> _BRIEF_
From the listing below, pull out all lines with "计划回款" in them.

PROVIDED INFORMATION Start Marker

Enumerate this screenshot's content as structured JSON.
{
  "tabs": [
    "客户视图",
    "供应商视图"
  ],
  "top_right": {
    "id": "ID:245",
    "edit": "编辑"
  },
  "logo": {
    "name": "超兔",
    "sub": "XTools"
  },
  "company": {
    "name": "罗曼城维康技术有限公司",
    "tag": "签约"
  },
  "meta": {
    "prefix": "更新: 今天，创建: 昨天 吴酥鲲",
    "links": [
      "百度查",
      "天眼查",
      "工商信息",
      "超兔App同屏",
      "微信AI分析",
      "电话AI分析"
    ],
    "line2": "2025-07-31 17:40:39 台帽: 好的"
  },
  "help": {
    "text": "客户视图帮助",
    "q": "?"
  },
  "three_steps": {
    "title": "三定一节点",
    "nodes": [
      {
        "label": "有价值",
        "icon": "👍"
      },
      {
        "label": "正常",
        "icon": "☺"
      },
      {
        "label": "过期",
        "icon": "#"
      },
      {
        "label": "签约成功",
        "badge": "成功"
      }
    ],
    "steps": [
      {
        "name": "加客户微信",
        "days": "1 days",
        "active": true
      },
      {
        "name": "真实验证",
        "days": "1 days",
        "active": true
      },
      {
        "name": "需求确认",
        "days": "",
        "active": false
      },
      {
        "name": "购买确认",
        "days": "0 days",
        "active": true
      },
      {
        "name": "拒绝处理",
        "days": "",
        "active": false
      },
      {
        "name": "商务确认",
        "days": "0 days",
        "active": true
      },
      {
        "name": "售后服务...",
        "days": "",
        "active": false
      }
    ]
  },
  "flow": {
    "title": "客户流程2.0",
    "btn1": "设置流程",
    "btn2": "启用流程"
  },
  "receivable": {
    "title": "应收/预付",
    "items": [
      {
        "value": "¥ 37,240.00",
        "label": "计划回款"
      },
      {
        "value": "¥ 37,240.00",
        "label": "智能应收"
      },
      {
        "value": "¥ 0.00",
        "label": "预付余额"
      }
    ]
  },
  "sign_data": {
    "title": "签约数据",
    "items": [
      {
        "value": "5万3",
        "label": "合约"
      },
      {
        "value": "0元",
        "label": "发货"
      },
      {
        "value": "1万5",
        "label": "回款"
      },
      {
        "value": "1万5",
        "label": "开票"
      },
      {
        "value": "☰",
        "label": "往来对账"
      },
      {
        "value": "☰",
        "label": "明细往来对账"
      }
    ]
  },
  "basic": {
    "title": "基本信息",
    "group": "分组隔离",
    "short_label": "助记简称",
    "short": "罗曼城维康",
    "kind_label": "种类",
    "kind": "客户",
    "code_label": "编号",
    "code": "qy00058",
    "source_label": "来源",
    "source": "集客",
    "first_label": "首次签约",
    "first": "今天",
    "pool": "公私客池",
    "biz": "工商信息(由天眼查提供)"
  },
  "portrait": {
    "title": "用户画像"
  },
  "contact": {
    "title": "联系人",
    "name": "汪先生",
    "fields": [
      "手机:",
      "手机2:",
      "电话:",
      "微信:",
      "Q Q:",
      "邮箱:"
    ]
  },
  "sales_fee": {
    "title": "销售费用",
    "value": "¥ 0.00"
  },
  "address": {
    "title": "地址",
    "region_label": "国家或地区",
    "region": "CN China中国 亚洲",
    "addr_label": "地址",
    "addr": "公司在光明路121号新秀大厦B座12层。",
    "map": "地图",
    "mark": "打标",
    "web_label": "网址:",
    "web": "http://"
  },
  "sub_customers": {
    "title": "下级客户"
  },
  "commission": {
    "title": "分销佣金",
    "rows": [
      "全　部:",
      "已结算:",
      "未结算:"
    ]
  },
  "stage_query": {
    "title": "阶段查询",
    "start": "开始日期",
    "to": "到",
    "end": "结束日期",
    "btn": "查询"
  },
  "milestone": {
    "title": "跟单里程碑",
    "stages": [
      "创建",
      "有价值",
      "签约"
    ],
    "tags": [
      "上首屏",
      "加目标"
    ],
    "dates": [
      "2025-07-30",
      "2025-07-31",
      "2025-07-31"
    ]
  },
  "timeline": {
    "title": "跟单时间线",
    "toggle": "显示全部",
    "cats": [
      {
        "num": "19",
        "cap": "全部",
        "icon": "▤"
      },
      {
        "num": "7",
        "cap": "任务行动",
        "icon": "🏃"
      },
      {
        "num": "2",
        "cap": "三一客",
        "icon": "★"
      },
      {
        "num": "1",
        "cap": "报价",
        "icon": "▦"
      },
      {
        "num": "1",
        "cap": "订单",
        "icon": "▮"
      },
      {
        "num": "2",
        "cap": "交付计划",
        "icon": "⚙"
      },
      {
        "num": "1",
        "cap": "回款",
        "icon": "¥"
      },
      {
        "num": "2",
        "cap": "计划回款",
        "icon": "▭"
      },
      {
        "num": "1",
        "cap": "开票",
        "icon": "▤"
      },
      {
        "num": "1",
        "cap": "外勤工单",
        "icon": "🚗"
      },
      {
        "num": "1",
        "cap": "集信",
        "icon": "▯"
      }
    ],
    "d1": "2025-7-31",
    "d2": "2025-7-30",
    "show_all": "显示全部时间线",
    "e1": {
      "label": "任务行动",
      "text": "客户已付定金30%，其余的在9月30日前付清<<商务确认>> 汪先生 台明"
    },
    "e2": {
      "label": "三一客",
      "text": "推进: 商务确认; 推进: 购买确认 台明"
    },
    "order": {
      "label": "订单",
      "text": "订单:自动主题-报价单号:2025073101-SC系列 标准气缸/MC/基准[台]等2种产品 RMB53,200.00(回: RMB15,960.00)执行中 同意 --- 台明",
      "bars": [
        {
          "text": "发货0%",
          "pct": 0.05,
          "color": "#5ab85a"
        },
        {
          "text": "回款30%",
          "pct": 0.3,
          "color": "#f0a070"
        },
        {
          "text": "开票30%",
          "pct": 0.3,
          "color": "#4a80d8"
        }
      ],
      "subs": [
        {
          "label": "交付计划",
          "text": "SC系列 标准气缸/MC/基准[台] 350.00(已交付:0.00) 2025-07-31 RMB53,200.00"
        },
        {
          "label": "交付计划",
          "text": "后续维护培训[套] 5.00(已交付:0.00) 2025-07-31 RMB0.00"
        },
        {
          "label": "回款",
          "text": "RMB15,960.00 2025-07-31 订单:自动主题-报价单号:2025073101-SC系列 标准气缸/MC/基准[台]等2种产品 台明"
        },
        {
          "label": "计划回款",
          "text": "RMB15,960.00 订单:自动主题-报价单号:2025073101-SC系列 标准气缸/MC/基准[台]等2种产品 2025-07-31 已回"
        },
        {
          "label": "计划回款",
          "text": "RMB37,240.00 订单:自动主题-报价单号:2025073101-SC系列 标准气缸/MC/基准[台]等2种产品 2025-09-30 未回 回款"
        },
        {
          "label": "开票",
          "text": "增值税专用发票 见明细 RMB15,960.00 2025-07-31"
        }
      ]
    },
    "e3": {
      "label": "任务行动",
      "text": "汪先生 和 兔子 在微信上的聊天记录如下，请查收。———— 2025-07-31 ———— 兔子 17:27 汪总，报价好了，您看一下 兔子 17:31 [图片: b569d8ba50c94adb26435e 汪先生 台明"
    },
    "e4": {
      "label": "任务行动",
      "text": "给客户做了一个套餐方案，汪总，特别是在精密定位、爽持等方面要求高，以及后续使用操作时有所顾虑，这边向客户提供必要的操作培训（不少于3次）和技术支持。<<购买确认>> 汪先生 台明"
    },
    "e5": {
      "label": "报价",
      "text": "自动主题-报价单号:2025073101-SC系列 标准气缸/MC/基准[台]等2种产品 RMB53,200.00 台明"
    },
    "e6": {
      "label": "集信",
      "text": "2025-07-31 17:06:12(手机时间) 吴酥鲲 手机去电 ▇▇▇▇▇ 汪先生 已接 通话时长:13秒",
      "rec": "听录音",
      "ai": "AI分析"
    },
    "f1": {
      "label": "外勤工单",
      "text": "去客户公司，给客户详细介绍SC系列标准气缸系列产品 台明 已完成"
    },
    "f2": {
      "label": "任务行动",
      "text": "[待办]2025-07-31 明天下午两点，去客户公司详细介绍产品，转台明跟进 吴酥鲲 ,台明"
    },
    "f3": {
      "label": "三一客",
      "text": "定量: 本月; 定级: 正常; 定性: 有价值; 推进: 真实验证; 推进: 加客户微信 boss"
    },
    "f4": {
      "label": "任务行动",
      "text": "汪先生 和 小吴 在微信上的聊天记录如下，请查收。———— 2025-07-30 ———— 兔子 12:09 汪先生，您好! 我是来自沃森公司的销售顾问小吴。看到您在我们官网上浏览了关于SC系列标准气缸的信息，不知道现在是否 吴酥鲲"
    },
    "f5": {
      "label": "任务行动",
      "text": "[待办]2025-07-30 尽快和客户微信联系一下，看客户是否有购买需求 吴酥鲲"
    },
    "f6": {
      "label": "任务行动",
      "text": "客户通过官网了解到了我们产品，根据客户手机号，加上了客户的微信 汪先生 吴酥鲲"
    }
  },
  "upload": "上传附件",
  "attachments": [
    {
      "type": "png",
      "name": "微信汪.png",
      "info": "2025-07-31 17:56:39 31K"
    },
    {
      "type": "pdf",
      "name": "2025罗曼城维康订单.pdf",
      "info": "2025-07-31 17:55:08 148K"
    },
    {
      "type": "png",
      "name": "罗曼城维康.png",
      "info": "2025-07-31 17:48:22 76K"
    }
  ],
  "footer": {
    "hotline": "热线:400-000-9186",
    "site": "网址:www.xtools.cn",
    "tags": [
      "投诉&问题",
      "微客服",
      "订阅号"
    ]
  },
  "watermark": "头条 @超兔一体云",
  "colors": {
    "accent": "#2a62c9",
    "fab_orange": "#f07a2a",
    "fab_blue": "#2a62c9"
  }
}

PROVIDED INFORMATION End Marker

> _OUTPUT OF THE EXERCISE_
        "label": "计划回款"
        "cap": "计划回款",
          "label": "计划回款",
          "label": "计划回款",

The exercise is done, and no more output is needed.